How many lines in the records below contain the word "JSON"? Reply with that number only.

(Records for the exercise)

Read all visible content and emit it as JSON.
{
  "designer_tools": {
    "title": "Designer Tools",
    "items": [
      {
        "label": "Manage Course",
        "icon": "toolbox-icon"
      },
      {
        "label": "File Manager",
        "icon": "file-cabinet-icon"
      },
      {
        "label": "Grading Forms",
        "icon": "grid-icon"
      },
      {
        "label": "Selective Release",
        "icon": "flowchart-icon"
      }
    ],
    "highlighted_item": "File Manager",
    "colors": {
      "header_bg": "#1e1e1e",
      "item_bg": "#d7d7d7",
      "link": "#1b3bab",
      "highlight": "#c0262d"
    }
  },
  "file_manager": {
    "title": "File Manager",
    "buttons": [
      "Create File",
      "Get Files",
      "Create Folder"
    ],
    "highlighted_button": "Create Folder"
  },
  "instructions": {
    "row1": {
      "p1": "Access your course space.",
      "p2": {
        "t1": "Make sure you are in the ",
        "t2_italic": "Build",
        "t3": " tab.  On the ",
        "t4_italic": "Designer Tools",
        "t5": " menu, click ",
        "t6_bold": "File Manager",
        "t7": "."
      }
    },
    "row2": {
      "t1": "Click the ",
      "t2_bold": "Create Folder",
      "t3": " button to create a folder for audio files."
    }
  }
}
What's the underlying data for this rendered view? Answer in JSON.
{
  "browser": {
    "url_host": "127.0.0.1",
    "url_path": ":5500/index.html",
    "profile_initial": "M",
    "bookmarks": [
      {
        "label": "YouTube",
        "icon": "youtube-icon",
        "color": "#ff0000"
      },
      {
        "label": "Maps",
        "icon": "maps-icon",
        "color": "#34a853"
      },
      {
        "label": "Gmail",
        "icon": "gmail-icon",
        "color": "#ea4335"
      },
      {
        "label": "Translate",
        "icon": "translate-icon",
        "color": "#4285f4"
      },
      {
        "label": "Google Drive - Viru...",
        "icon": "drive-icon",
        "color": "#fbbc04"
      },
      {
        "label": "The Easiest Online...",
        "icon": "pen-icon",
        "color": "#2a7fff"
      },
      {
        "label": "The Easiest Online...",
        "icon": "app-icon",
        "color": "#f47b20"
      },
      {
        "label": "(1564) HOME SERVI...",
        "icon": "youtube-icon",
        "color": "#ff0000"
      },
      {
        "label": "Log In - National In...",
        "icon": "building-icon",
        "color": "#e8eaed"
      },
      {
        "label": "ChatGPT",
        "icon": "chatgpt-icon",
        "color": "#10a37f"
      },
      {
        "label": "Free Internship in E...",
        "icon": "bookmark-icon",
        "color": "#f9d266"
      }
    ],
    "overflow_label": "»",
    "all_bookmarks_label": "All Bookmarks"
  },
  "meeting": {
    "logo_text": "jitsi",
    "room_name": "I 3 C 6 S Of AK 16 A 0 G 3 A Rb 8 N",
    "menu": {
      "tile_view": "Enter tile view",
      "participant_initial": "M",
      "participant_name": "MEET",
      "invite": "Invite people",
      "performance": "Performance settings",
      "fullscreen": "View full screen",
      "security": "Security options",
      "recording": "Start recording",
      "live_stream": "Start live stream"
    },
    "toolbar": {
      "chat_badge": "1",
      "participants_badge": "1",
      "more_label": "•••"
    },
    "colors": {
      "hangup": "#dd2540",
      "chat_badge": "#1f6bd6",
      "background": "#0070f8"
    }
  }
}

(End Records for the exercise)

**Solution for this problem:** 2